Asked whether the Rolling Review would prevent fraud scandals such as those involving Moonbeams or Breast Cancer Research in 2003 from re-occurring, Ryder said she felt confident the monitoring system would pick up such deviances, although it was not entirely foolproof.
The Rolling Review Pilot Report said that the scheme had been a valuable learning experience for all parties involved. OSCR had learned lessons about assessing certain criteria of the charity test and charities had learned about the work involved with the review process, it said.
Formal assessment will start in September this year and 30 charities will be assessed over the first nine months. The second phase of the review will focus on those charities whose activities or constitutions might compromise their compliance with the charity test. This might include organisations whose activities might be not be in pursuit of charitable purposes, such as student associations, or those with constitutions that might allow for ministerial control of activities, such as further education colleges, or apply “unduly restrictive conditions on accessing benefits”, such as university fees.
The full review of the 23,500 charities will be phased in over 10 years.
Charities involved in the pilot
The High School of Dundee
The University of Dundee
Eastriggs and Dornock Childrens’ Gala Fund
Pollokshaws Methodist Church
Voluntary Action Fund
John Wheatley College
Coalburn Miners Welfare Charitable Society
East Cults Playgroup
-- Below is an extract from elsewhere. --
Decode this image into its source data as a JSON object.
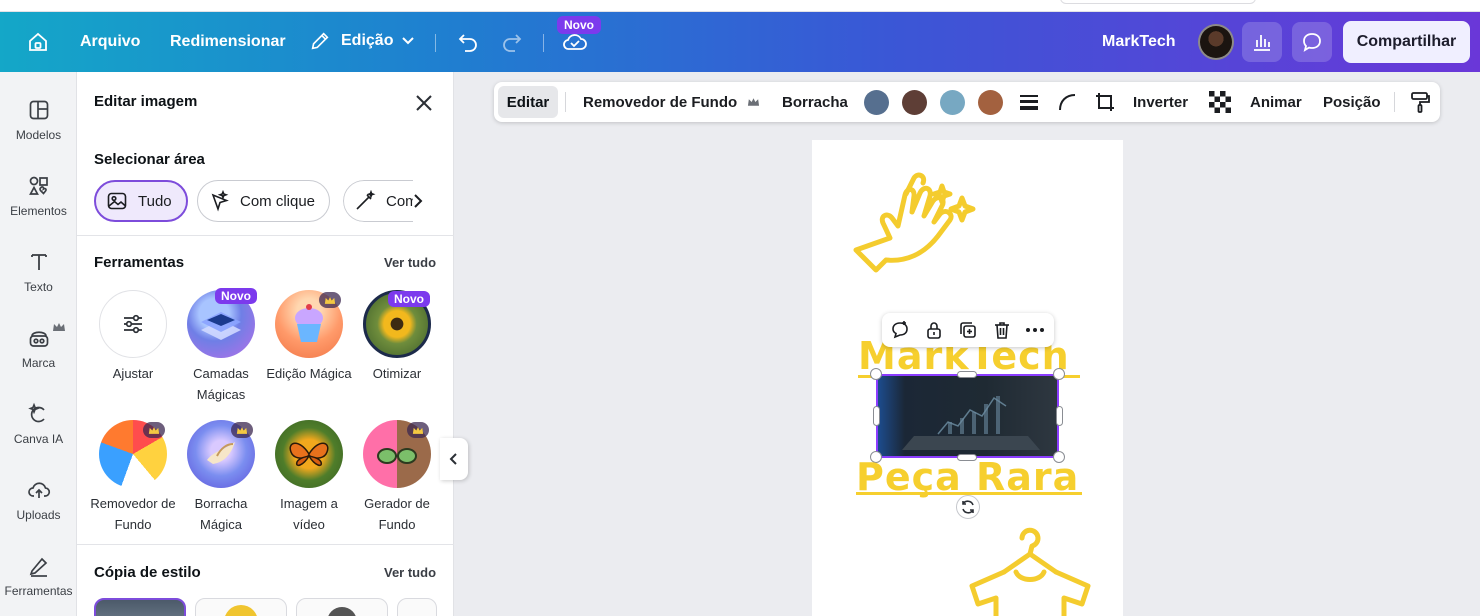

St. Devenick’s Playgroup
Milltimber Community Association
Oldmachar Community Playgroup
Culter Community Playgroup